◆ What is required: Each line of the records below that holds "carat" should be returned.

::: Source data :::

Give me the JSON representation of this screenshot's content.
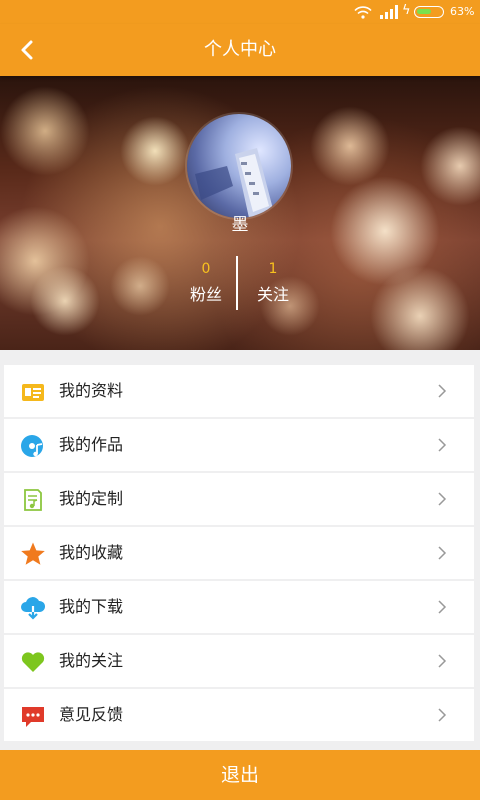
{
  "status_bar": {
    "battery_percent": "63%",
    "battery_level": 0.63,
    "charging_symbol": "ϟ"
  },
  "header": {
    "title": "个人中心"
  },
  "profile": {
    "username": "墨",
    "fans_count": "0",
    "fans_label": "粉丝",
    "following_count": "1",
    "following_label": "关注"
  },
  "menu": {
    "items": [
      {
        "label": "我的资料",
        "icon": "profile-card-icon",
        "color": "#f5b81c"
      },
      {
        "label": "我的作品",
        "icon": "music-disc-icon",
        "color": "#2aa6e8"
      },
      {
        "label": "我的定制",
        "icon": "custom-document-icon",
        "color": "#8cc63f"
      },
      {
        "label": "我的收藏",
        "icon": "star-icon",
        "color": "#f07a1e"
      },
      {
        "label": "我的下载",
        "icon": "cloud-download-icon",
        "color": "#2aa6e8"
      },
      {
        "label": "我的关注",
        "icon": "heart-icon",
        "color": "#7dc61e"
      },
      {
        "label": "意见反馈",
        "icon": "feedback-chat-icon",
        "color": "#e03a2a"
      }
    ]
  },
  "footer": {
    "logout_label": "退出"
  },
  "colors": {
    "accent": "#f39c1f",
    "stat_value": "#f8c21e"
  }
}
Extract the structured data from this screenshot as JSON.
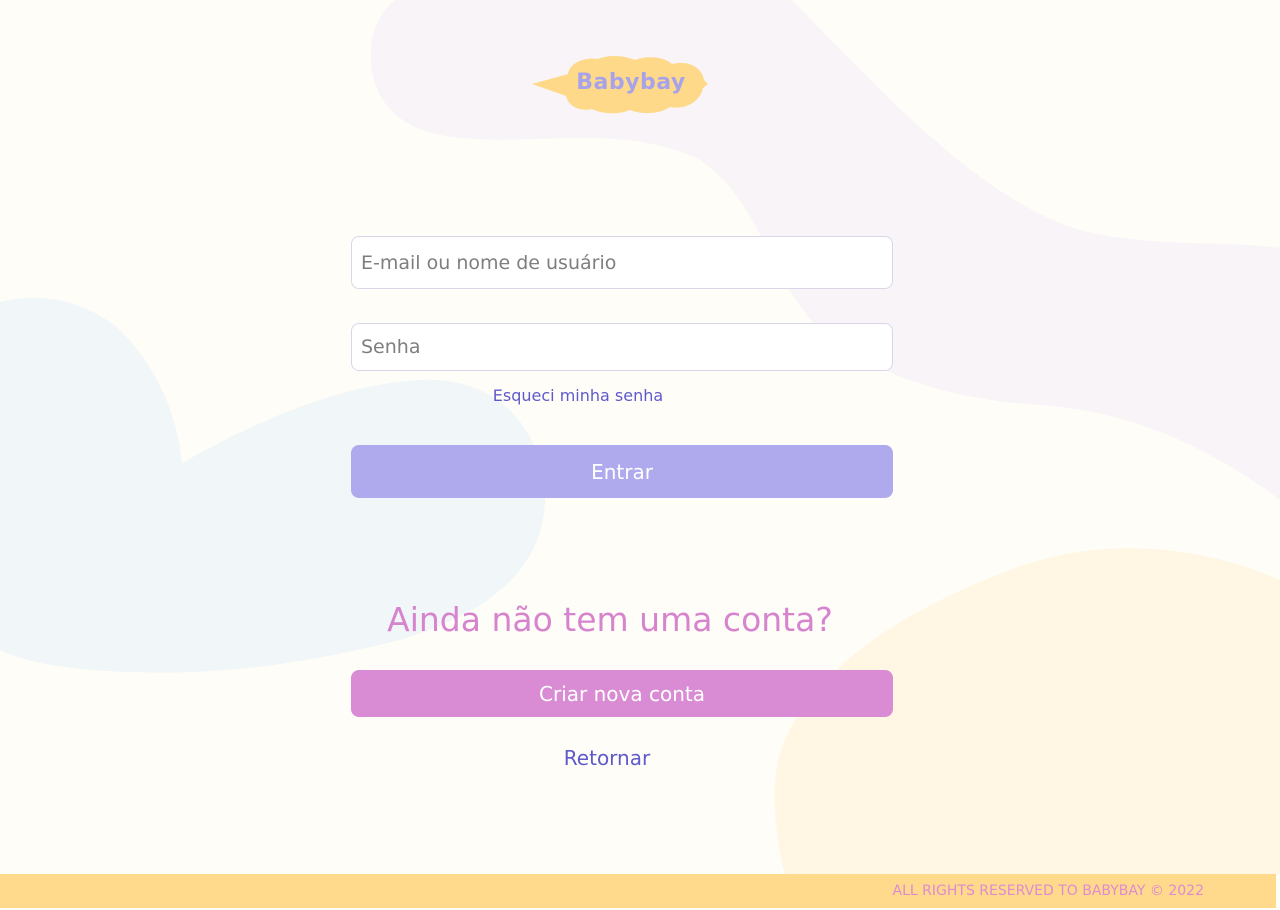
{
  "logo": {
    "text": "Babybay"
  },
  "login": {
    "email_placeholder": "E-mail ou nome de usuário",
    "password_placeholder": "Senha",
    "forgot_password": "Esqueci minha senha",
    "submit_label": "Entrar"
  },
  "signup": {
    "heading": "Ainda não tem uma conta?",
    "button_label": "Criar nova conta"
  },
  "back_link": "Retornar",
  "footer": {
    "text": "ALL RIGHTS RESERVED TO BABYBAY © 2022"
  },
  "colors": {
    "background": "#FFFDF8",
    "primary_button": "#AFAAEE",
    "secondary_button": "#D98BD3",
    "link": "#5F5ACB",
    "heading": "#D784CF",
    "footer_bar": "#FFDA8C",
    "logo_bubble": "#FFD98A",
    "logo_text": "#A8A3E8"
  }
}
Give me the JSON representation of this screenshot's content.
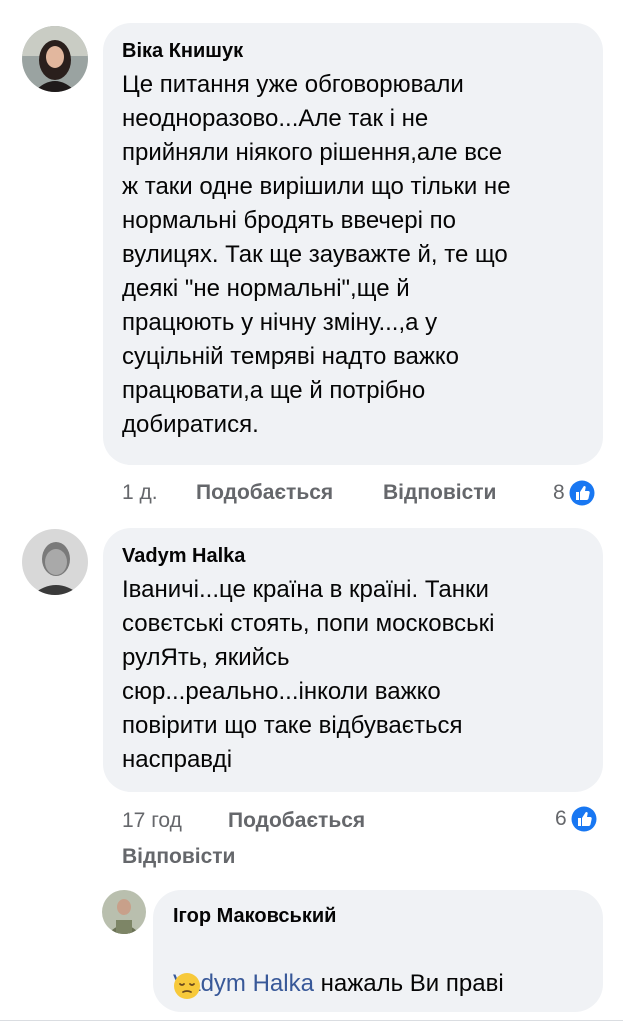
{
  "comments": [
    {
      "author": "Віка Книшук",
      "text": "Це питання уже обговорювали\nнеодноразово...Але так і не\nприйняли ніякого рішення,але все\nж таки одне вирішили що тільки не\nнормальні бродять  ввечері по\nвулицях. Так ще зауважте й, те що\nдеякі \"не нормальні\",ще й\nпрацюють у нічну зміну...,а у\nсуцільній темряві надто важко\nпрацювати,а ще й потрібно\nдобиратися.",
      "time": "1 д.",
      "like_label": "Подобається",
      "reply_label": "Відповісти",
      "reaction_count": "8",
      "reaction_icon": "like-icon"
    },
    {
      "author": "Vadym Halka",
      "text": "Іваничі...це країна в країні. Танки\nсовєтські стоять, попи московські\nрулЯть, якийсь\nсюр...реально...інколи важко\nповірити що таке відбувається\nнасправді",
      "time": "17 год",
      "like_label": "Подобається",
      "reply_label": "Відповісти",
      "reaction_count": "6",
      "reaction_icon": "like-icon"
    }
  ],
  "reply": {
    "author": "Ігор Маковський",
    "mention": "Vadym Halka",
    "text": " нажаль Ви праві",
    "emoji": "pensive-face-emoji"
  },
  "colors": {
    "bubble": "#f0f2f5",
    "meta_text": "#65676b",
    "like_blue": "#1877f2",
    "mention": "#385898"
  }
}
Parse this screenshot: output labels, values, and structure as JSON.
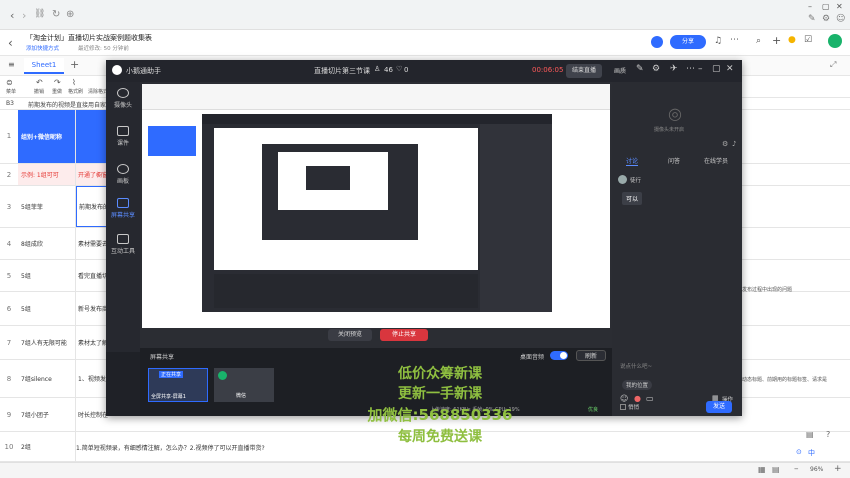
{
  "browser": {
    "window_controls": [
      "–",
      "▢",
      "✕"
    ]
  },
  "doc": {
    "title": "「淘金计划」直播切片实战案例题收集表",
    "subtitle_link": "添加快捷方式",
    "last_modified": "最近修改: 50 分钟前",
    "share_label": "分享"
  },
  "sheet_tabs": [
    {
      "label": "Sheet1"
    }
  ],
  "toolbar": {
    "items": [
      "菜单",
      "撤销",
      "重做",
      "格式刷",
      "清除格式"
    ]
  },
  "formula": {
    "cell_ref": "B3",
    "content": "前期发布的视频是直接用自家直播间"
  },
  "grid": {
    "rows": [
      {
        "num": "1",
        "a": "组别+微信昵称",
        "b": ""
      },
      {
        "num": "2",
        "a": "示例: 1组可可",
        "b": "开通了橱窗"
      },
      {
        "num": "3",
        "a": "5组菲菲",
        "b": "前期发布的"
      },
      {
        "num": "4",
        "a": "8组成欣",
        "b": "素材需要去"
      },
      {
        "num": "5",
        "a": "5组",
        "b": "看完直播切片"
      },
      {
        "num": "6",
        "a": "5组",
        "b": "新号发布商"
      },
      {
        "num": "7",
        "a": "7组人有无限可能",
        "b": "素材太了解"
      },
      {
        "num": "8",
        "a": "7组silence",
        "b": "1、视频发布"
      },
      {
        "num": "9",
        "a": "7组小团子",
        "b": "时长控制在"
      },
      {
        "num": "10",
        "a": "2组",
        "b": "1.简单短视频录，有细感情注解，怎么办？2.视频停了可以开直播带货?"
      }
    ],
    "right_col_text": [
      "发布过程中出现的问题",
      "动态标题、前期用的标题标签、请求是"
    ]
  },
  "status": {
    "zoom": "96%",
    "lang": "中"
  },
  "video": {
    "app_name": "小鹅通助手",
    "live_title": "直播切片第三节课",
    "viewers": "46",
    "likes": "0",
    "timer": "00:06:05",
    "end_live_label": "结束直播",
    "quality_label": "画质",
    "side_buttons": [
      "摄像头",
      "课件",
      "画板",
      "屏幕共享",
      "互动工具"
    ],
    "stop_preview": "关闭预览",
    "stop_share": "停止共享",
    "share_panel_title": "屏幕共享",
    "desktop_audio": "桌面音频",
    "refresh": "刷新",
    "thumb_sharing": "正在共享",
    "thumb1_label": "全屏共享-屏幕1",
    "thumb2_label": "微信",
    "stats": "上传速度: 61KB/s   丢帧: 0%   CPU: 19%",
    "stats_quality": "优良",
    "camera_placeholder": "摄像头未开启",
    "tabs": [
      "讨论",
      "问答",
      "在线学员"
    ],
    "chat_user": "徒行",
    "chat_msg": "可以",
    "my_position": "我的位置",
    "operate": "操作",
    "input_placeholder": "说点什么吧~",
    "private_label": "悄悄",
    "send_label": "发送"
  },
  "watermark": {
    "line1": "低价众筹新课",
    "line2": "更新一手新课",
    "line3": "加微信:568850336",
    "line4": "每周免费送课"
  },
  "colors": {
    "accent": "#2f6bff",
    "red": "#d9363e",
    "watermark": "#8fbf40"
  }
}
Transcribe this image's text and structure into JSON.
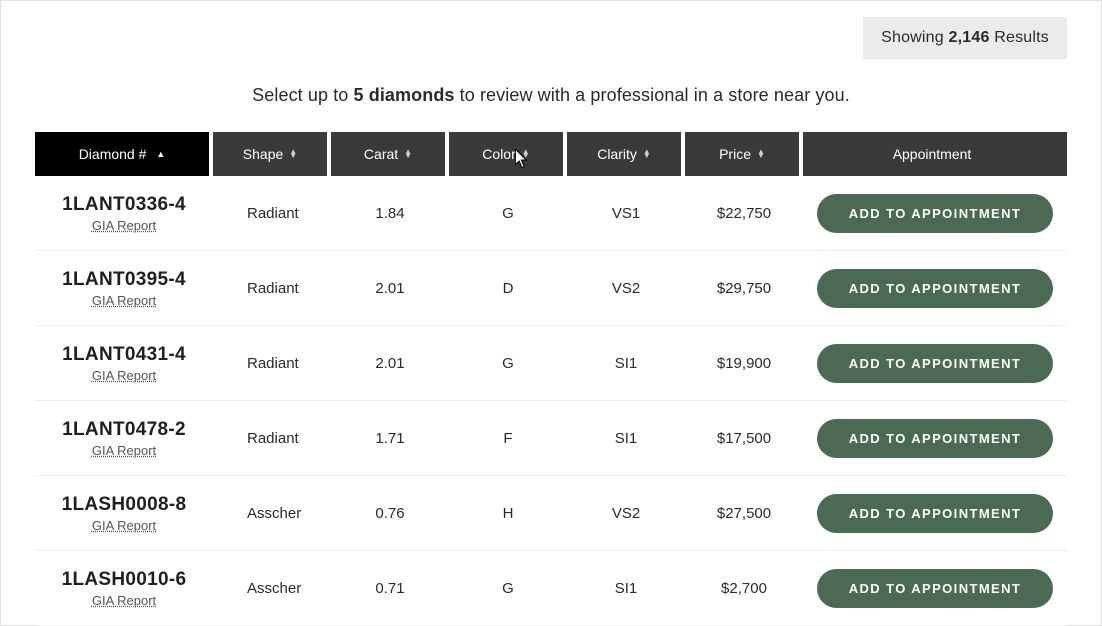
{
  "results": {
    "prefix": "Showing",
    "count": "2,146",
    "suffix": "Results"
  },
  "instruction": {
    "pre": "Select up to ",
    "bold": "5 diamonds",
    "post": " to review with a professional in a store near you."
  },
  "headers": {
    "diamond": "Diamond #",
    "shape": "Shape",
    "carat": "Carat",
    "color": "Color",
    "clarity": "Clarity",
    "price": "Price",
    "appointment": "Appointment"
  },
  "gia_label": "GIA Report",
  "button_label": "ADD TO APPOINTMENT",
  "rows": [
    {
      "id": "1LANT0336-4",
      "shape": "Radiant",
      "carat": "1.84",
      "color": "G",
      "clarity": "VS1",
      "price": "$22,750"
    },
    {
      "id": "1LANT0395-4",
      "shape": "Radiant",
      "carat": "2.01",
      "color": "D",
      "clarity": "VS2",
      "price": "$29,750"
    },
    {
      "id": "1LANT0431-4",
      "shape": "Radiant",
      "carat": "2.01",
      "color": "G",
      "clarity": "SI1",
      "price": "$19,900"
    },
    {
      "id": "1LANT0478-2",
      "shape": "Radiant",
      "carat": "1.71",
      "color": "F",
      "clarity": "SI1",
      "price": "$17,500"
    },
    {
      "id": "1LASH0008-8",
      "shape": "Asscher",
      "carat": "0.76",
      "color": "H",
      "clarity": "VS2",
      "price": "$27,500"
    },
    {
      "id": "1LASH0010-6",
      "shape": "Asscher",
      "carat": "0.71",
      "color": "G",
      "clarity": "SI1",
      "price": "$2,700"
    }
  ]
}
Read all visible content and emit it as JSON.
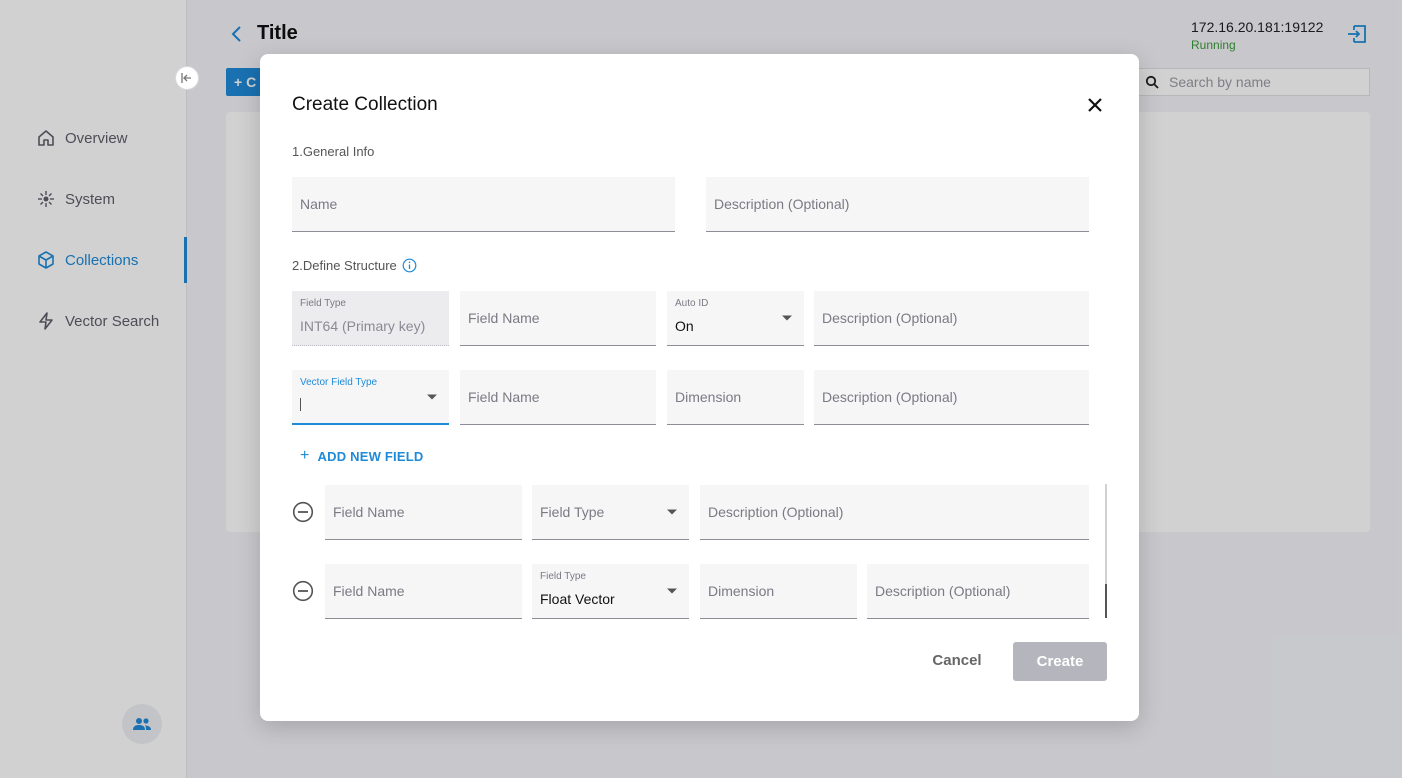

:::

◆ Answer for the task:
    "carat": "Carat",
      "carat": "1.84",
      "carat": "2.01",
      "carat": "2.01",
      "carat": "1.71",
      "carat": "0.76",
      "carat": "0.71",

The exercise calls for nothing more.